Consistent marketing is needed to feed a sales pipeline. Continuous training and development of teams is critical to improving on the buyer experience. A better buying experience with excellent customer service creates loyal fans that turn into referrals to further feed your sales pipeline. Your culture will feed your growth like compost does for a garden.

3. High-density mixed planting. This planting method makes sure you use every square inch of soil available. Different plants grow at different root levels and span different lengths above the soil. They also mature and produce at different time spans.

Businesses looking for growth need to mix it up as well.

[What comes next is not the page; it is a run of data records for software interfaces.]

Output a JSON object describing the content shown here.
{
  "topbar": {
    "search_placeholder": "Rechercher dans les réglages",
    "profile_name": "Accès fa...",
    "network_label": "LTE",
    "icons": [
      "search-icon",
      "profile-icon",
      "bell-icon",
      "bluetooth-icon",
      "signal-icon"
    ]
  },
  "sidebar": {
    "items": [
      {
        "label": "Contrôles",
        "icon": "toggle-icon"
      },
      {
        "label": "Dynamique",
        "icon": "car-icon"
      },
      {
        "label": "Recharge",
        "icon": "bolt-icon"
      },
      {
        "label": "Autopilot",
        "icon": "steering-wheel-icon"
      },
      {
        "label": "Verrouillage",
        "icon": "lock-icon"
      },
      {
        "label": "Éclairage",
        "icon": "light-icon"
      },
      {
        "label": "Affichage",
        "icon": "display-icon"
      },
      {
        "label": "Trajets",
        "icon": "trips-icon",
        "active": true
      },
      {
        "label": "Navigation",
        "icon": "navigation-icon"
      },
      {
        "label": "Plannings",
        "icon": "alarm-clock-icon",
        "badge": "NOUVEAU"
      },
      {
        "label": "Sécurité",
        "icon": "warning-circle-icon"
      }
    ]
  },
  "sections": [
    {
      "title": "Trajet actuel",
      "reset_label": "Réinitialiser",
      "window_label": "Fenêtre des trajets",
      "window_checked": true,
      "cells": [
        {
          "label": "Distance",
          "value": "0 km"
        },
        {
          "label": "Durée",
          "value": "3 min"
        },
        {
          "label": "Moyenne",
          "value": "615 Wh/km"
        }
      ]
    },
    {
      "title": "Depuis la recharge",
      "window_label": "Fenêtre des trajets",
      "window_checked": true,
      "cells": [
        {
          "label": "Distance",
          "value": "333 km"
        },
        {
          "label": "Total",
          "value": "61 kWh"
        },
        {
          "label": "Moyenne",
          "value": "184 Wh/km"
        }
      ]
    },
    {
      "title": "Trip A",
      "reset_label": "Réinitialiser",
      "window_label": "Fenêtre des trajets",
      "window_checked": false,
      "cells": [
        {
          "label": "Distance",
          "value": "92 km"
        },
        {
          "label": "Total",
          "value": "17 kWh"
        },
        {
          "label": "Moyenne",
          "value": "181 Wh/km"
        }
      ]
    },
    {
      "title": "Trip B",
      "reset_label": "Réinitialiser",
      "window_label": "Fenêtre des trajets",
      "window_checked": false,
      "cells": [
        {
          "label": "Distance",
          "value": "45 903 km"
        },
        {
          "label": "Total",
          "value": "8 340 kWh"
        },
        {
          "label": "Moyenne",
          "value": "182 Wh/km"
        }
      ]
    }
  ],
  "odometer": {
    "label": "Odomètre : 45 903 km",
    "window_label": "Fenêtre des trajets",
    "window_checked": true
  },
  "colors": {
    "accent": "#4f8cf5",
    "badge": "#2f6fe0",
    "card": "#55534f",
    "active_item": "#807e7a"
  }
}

Sales should always be customizing their approach and discovering new needs that current customers have. Marketing should be segmenting your buyers for targeted, relevant messaging. Executives should be diversifying to find the new opportunities (pockets of growth) in other markets that could use your core product or service.

Don’t put all of the same plants in one spot.

4. Prompt succession planting. Staggering your growth seasons based on when plants mature means a gardener must plan in advance when to pick and process and replant for another harvest. You should always be planting, nurturing, and harvesting all at the same time.

There is nothing more frustrating than sitting around waiting for growth, eventually have it happen all at once, and then have nothing again. When there are such long periods between harvests, waste happens because it is so heavy you can’t keep up with it. Things are left on the vine to rot, or there is just not enough room for it.

Fast growth with long spans of time in between can kill cash flow, increase waste and lost opportunities, and will ultimately impact the buyer experience. Plus, it will stress you and your employees out. Staggered growth that happens in manageable spurts allows you to ramp up the teams to service and deliver and then quickly repeat.

It requires work, planning, and some expertise (otherwise known as trial and error). There will be ups and downs. And that is why I recommend asking yourself these questions:

  • What does growth look like? (What does the harvest need to be? Lots of what?)
  • Why now? (And if not now, when do you want to start eating those vegetables?)
  • What has prevented it? (Bad soil, not enough light, lack of water?)

There is an art and a science to sustainable gardening and to business growth. It requires forethought, patience, and diligence.

As the noted banker and philanthropist David Rockefeller once said, “Success in business requires training and discipline and hard work. If you are not afraid of these things, the opportunities are just as great today as they ever were.”

Gain More Insight Into Mahoney's Four Principles of Sales Growth
Mahoney dives into greater detail of her four principles of sales growth in an NGWA: Industry Connected video.

Have a Sales or Marketing Question for Mahoney?
Is there a sales or marketing issue that you have wondered about for a long time? Do you wish you or your team had a technique for better closing sales or promoting your business and its products and services? Unbound Sales Growth columnist Carole Mahoney can help. Mahoney is the founder of Unbound Growth, and sales managers using her programs have seen their teams reach more than 130% of their sales quotas. Email WWJ Editor Thad Plumley at and he will arrange for Mahoney to answer your question in an upcoming NGWA: Industry Connected video.

Carole Mahoney, as the founder of Unbound Growth, has coached Harvard Business School Entrepreneurial MBA students on sales and been featured as a top sales coach by Ambition and Sales Hacker. You can contact her directly at